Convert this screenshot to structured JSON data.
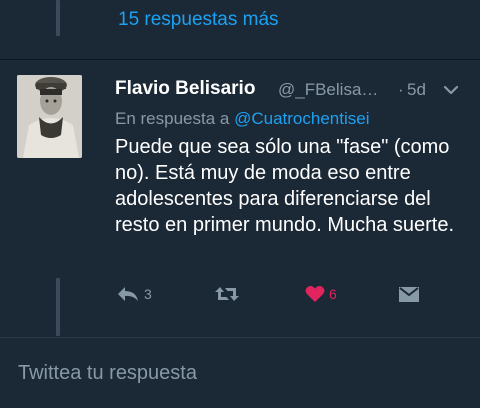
{
  "thread": {
    "more_replies": "15 respuestas más"
  },
  "tweet": {
    "author_name": "Flavio Belisario",
    "author_handle": "@_FBelisa…",
    "separator": "·",
    "time": "5d",
    "reply_prefix": "En respuesta a",
    "reply_to": "@Cuatrochentisei",
    "text": "Puede que sea sólo una \"fase\" (como no). Está muy de moda eso entre adolescentes para diferenciarse del resto en primer mundo. Mucha suerte.",
    "reply_count": "3",
    "retweet_count": "",
    "like_count": "6",
    "liked": true
  },
  "compose": {
    "placeholder": "Twittea tu respuesta"
  },
  "colors": {
    "background": "#1b2836",
    "accent": "#1da1f2",
    "muted": "#8899a6",
    "like": "#e0245e"
  },
  "icons": [
    "reply-icon",
    "retweet-icon",
    "heart-icon",
    "direct-message-icon",
    "chevron-down-icon"
  ]
}
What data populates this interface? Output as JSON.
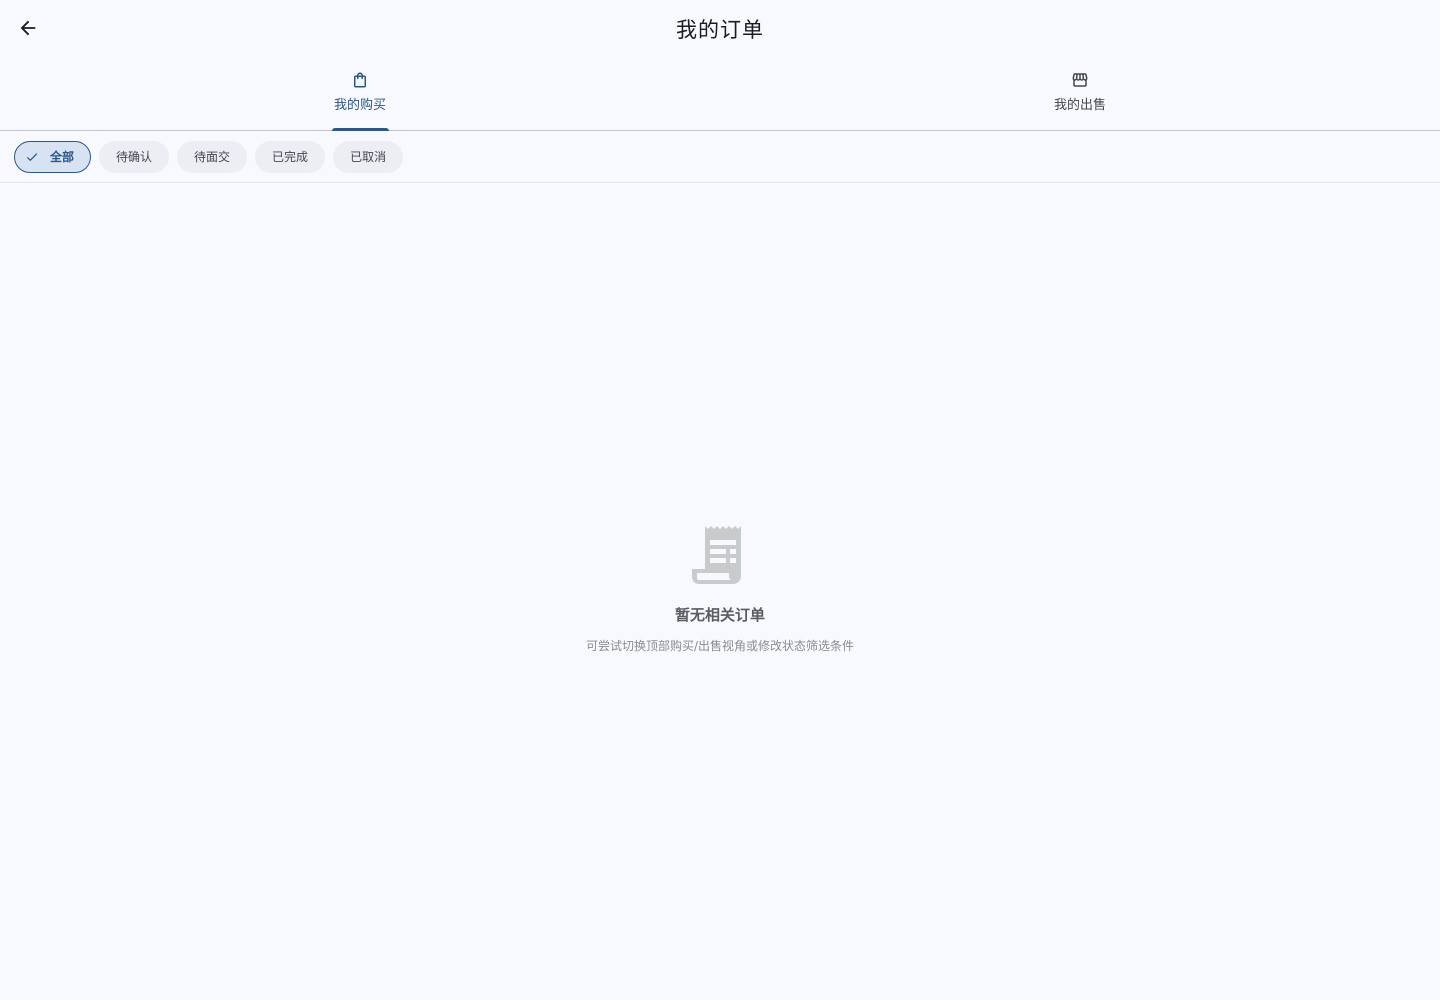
{
  "header": {
    "title": "我的订单",
    "back_icon": "arrow-back-icon"
  },
  "tabs": [
    {
      "label": "我的购买",
      "icon": "shopping-bag-icon",
      "active": true
    },
    {
      "label": "我的出售",
      "icon": "storefront-icon",
      "active": false
    }
  ],
  "filters": [
    {
      "label": "全部",
      "selected": true
    },
    {
      "label": "待确认",
      "selected": false
    },
    {
      "label": "待面交",
      "selected": false
    },
    {
      "label": "已完成",
      "selected": false
    },
    {
      "label": "已取消",
      "selected": false
    }
  ],
  "empty_state": {
    "icon": "receipt-icon",
    "title": "暂无相关订单",
    "subtitle": "可尝试切换顶部购买/出售视角或修改状态筛选条件"
  },
  "colors": {
    "accent": "#2e5686",
    "background": "#f7f9fe",
    "chip_bg": "#eceef4",
    "chip_selected_bg": "#d7e2f3",
    "empty_icon": "#c9cacc"
  }
}
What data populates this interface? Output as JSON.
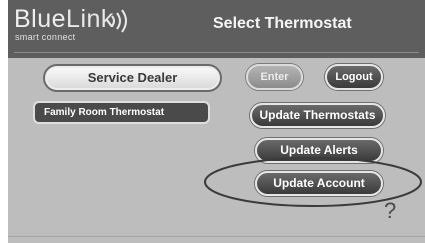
{
  "header": {
    "logo_blue": "Blue",
    "logo_link": "Link",
    "logo_tagline": "smart connect",
    "title": "Select Thermostat"
  },
  "buttons": {
    "service_dealer": "Service Dealer",
    "enter": "Enter",
    "logout": "Logout",
    "update_thermostats": "Update Thermostats",
    "update_alerts": "Update Alerts",
    "update_account": "Update Account"
  },
  "thermostats": [
    {
      "label": "Family Room Thermostat"
    }
  ],
  "help": {
    "symbol": "?"
  },
  "colors": {
    "header": "#5e5e5e",
    "background": "#bdbdbd",
    "dark_button": "#4a4a4a"
  }
}
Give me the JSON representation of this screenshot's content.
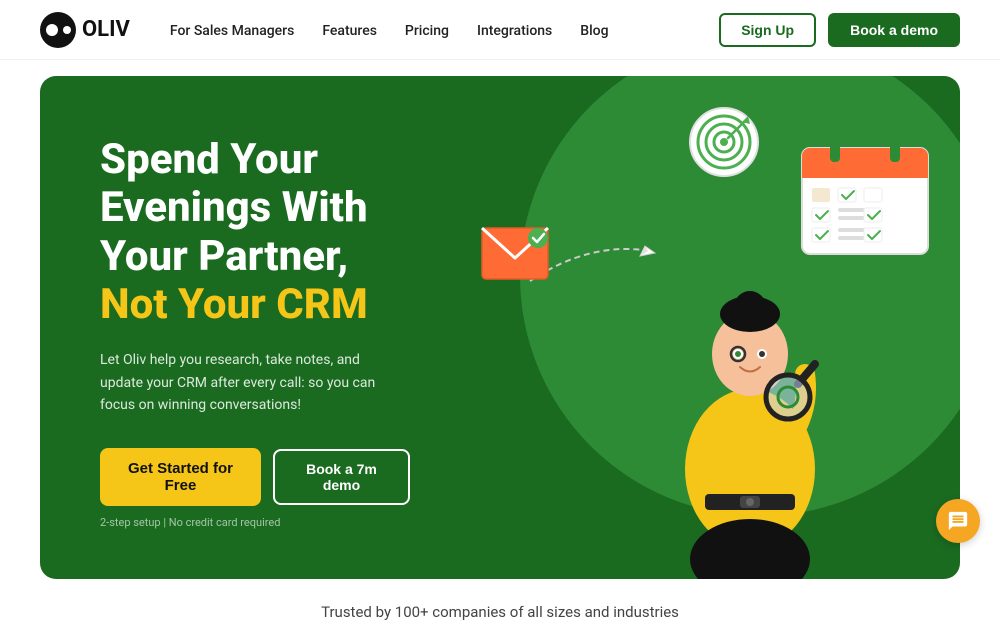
{
  "brand": {
    "name": "OLIV",
    "logo_alt": "Oliv logo"
  },
  "nav": {
    "links": [
      {
        "label": "For Sales Managers",
        "href": "#"
      },
      {
        "label": "Features",
        "href": "#"
      },
      {
        "label": "Pricing",
        "href": "#"
      },
      {
        "label": "Integrations",
        "href": "#"
      },
      {
        "label": "Blog",
        "href": "#"
      }
    ],
    "signup_label": "Sign Up",
    "demo_label": "Book a demo"
  },
  "hero": {
    "title_line1": "Spend Your",
    "title_line2": "Evenings With",
    "title_line3": "Your Partner,",
    "title_accent": "Not Your CRM",
    "description": "Let Oliv help you research, take notes, and update your CRM after every call: so you can focus on winning conversations!",
    "cta_primary": "Get Started for Free",
    "cta_secondary": "Book a 7m demo",
    "note": "2-step setup | No credit card required"
  },
  "trusted": {
    "text": "Trusted by 100+ companies of all sizes and industries"
  },
  "colors": {
    "brand_green": "#1a6b20",
    "brand_yellow": "#f5c518",
    "blob_green": "#2d8a35"
  }
}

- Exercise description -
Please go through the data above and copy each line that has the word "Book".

- Answer space -
    "demo_label": "Book a demo"
    "cta_secondary": "Book a 7m demo",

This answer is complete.